While I am sure everyone believes they are hilarious and always on-cue (inside their head), there is something about a being in front of a recording device that strikes even the most clever of us dumb. To combat any kind of stage fright or forgetfulness, make a script. This could be as simple as “First scene: in front of store, second scene: at the counter with customer, third scene: in back office.” Knowing ahead of time what you should be doing on screen means no hemming and hawing plus fewer minutes spent on the editing process.

3. Know what you want to achieve with your video.

Call to action, call to action, call to action. I can’t stress enough that you must have a call to action. This applies to all aspects of marketing: email marketing, landing pages, social messages, etc. And it can apply to your video marketing as well. YouTube allows users to include links to external content; Instagram gives you space to include a long-form description and drive people to your site. Videos are fun, sure, but they should also have a secondary action after viewership.

4. Where you can, invest in professional videography.

Depending upon on how much video you plan on doing, consider investing in a good videographer for special events and occasions. Let’s say you’re a wedding photographer. Get a short video detailing how you work with clients to set up the perfect day of shots, how you edit for narrative story and how you present to your clients. Consider having a satisfied customer couple do a short testimonial on-camera about how you captured their day perfectly and were so easy to work with. Now, not only are your photos your content and selling tool, your process and customers are too.

Quick and dirty tips: Buy a tripod (for those shaky hand videos); find a cheap editing tool for transitions and creativity; grab your photogenic clients and friends, and have fun!

Inspiration: Fit Men Cook, Hippie Heathen, Naptural85

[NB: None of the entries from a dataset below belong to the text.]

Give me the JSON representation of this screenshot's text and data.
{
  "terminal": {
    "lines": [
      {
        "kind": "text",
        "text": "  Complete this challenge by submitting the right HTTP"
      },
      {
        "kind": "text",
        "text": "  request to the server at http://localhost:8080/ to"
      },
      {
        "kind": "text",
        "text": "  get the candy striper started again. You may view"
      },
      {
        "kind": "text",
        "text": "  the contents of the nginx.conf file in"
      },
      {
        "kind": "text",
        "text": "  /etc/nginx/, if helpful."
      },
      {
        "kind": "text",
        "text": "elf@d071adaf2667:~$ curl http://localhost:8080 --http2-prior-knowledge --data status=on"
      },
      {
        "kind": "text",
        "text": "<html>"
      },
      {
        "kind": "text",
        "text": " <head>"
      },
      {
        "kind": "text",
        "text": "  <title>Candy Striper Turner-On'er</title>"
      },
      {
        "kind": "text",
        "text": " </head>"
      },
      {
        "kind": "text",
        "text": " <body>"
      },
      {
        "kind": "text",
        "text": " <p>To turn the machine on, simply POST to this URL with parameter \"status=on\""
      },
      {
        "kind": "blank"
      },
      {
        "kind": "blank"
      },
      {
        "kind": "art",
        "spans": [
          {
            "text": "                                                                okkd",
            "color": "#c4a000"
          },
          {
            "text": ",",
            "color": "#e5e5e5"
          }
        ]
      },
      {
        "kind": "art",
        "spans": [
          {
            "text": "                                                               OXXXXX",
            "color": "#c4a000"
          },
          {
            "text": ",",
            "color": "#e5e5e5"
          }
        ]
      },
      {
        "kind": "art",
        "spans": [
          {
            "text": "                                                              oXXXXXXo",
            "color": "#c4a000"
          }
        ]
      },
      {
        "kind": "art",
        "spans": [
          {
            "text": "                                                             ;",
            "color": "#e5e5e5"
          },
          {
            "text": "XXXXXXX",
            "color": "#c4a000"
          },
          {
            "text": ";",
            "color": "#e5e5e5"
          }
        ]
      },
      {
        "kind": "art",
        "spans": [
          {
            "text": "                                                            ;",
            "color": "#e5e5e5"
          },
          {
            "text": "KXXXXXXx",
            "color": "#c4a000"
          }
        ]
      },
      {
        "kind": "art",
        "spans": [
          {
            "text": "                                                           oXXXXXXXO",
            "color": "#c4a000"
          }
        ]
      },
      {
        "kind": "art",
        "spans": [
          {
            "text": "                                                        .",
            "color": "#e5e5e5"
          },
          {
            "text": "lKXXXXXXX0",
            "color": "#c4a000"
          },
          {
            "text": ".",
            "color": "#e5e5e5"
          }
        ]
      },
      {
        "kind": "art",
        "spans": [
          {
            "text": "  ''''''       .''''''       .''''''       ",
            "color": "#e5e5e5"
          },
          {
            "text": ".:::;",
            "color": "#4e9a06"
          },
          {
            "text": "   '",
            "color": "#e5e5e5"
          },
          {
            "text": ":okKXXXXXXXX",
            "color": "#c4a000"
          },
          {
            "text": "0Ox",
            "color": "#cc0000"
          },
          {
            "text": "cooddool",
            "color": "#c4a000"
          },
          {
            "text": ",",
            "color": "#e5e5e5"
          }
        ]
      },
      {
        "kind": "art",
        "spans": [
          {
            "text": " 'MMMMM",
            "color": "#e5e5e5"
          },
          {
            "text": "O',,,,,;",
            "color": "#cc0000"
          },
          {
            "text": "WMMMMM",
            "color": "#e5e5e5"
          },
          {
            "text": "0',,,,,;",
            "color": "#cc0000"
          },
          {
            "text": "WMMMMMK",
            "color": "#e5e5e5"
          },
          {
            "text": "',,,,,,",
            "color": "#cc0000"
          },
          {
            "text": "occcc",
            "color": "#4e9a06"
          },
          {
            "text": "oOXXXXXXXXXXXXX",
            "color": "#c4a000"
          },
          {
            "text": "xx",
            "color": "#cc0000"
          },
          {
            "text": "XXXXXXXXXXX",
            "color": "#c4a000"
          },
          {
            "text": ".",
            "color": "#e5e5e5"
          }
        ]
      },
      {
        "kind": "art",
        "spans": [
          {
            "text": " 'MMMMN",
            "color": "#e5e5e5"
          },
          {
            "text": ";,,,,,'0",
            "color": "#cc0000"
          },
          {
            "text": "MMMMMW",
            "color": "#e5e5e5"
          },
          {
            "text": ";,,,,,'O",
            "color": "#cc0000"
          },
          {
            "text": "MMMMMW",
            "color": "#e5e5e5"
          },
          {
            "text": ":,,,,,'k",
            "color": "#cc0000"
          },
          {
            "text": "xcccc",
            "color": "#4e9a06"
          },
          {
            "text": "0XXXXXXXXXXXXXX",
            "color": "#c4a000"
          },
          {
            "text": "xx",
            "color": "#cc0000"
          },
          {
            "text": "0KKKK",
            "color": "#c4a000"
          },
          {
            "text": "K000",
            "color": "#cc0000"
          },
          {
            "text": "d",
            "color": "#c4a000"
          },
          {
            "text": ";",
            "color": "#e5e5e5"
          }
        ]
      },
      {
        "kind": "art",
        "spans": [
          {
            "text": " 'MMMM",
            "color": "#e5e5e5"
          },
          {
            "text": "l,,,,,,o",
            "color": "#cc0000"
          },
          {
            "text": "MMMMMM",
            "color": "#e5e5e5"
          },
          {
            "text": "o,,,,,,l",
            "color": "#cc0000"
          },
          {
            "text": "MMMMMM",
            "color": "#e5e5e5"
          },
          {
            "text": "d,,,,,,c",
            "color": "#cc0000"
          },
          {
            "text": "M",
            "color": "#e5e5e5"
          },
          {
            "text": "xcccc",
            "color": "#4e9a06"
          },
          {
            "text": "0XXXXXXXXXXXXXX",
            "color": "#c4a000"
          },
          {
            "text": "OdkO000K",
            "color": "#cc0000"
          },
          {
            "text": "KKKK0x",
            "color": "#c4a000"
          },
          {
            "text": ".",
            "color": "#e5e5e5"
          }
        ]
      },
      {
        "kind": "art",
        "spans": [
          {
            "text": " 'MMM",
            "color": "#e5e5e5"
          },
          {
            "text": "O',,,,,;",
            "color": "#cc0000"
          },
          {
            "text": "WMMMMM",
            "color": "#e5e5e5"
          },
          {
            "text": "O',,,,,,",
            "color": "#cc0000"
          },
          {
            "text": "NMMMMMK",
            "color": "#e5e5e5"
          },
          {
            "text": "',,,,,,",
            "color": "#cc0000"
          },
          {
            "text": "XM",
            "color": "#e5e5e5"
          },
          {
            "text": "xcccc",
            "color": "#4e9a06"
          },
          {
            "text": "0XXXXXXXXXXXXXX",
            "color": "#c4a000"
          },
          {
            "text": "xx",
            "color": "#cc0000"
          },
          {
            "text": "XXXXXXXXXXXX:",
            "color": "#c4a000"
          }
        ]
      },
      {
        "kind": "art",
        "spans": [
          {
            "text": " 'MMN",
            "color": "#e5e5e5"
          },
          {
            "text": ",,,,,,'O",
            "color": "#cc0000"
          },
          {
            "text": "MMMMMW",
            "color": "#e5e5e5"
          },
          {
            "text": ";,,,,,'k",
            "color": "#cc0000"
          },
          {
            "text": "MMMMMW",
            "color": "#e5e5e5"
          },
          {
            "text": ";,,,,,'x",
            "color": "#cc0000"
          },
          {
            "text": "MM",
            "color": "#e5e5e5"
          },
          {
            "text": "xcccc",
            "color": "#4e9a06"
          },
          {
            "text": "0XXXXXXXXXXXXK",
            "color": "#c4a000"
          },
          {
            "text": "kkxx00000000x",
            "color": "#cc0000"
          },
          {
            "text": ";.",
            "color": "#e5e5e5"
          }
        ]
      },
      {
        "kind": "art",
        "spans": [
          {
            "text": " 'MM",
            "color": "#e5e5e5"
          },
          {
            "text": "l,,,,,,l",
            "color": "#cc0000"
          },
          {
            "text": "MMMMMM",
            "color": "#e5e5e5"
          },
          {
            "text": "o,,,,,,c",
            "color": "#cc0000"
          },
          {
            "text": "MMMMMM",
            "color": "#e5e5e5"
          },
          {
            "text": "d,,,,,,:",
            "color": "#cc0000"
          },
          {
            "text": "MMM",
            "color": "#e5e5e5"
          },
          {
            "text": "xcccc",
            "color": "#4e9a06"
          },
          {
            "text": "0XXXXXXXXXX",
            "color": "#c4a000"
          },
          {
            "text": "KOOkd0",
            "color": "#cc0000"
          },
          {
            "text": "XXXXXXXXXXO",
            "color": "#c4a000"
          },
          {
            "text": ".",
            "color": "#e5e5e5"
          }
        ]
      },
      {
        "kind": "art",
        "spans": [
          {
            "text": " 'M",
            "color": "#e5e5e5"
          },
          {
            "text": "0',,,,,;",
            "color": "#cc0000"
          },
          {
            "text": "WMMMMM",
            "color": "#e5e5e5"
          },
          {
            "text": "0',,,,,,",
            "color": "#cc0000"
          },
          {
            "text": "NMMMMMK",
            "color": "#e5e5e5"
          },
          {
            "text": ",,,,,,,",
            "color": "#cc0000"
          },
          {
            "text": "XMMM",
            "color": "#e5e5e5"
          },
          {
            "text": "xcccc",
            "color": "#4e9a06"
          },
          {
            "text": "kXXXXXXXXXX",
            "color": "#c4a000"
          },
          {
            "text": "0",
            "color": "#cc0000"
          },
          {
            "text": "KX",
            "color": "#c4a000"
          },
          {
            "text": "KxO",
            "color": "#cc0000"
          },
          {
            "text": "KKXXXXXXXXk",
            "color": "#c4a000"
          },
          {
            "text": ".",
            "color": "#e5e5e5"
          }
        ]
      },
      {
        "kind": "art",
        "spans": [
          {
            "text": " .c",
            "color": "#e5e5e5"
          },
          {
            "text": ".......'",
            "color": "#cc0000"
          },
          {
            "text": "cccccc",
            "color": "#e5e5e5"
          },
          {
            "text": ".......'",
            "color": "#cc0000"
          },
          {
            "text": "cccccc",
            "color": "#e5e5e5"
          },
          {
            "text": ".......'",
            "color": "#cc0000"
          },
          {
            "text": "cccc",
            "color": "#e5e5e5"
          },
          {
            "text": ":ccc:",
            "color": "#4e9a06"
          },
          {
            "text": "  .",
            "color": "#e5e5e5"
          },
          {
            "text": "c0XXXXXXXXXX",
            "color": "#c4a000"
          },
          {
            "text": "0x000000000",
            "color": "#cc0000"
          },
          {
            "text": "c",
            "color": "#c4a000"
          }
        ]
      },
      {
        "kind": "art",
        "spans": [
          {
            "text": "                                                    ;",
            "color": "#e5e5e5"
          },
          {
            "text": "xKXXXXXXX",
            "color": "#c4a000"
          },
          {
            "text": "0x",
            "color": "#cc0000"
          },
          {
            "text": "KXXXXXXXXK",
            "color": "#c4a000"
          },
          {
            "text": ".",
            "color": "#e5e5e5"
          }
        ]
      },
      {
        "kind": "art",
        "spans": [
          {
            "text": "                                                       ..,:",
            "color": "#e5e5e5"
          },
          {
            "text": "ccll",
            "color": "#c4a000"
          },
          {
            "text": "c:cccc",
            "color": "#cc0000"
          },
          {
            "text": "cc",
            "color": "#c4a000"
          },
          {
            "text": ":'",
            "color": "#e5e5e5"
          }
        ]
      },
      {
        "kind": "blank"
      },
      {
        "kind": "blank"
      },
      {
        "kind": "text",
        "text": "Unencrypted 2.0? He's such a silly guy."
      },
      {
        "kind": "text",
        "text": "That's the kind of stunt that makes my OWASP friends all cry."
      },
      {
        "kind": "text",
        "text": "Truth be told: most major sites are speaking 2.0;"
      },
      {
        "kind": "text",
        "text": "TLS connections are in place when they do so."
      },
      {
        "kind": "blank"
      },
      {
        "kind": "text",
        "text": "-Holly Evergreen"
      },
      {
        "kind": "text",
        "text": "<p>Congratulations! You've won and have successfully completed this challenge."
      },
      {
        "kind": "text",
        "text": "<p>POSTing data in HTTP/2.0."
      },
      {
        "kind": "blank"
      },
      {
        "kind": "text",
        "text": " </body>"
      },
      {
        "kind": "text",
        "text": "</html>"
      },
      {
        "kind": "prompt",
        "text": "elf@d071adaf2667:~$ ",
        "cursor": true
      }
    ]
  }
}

Mashable has more tips for video production. If you work regularly with video, what tips would you give to those who are just starting out?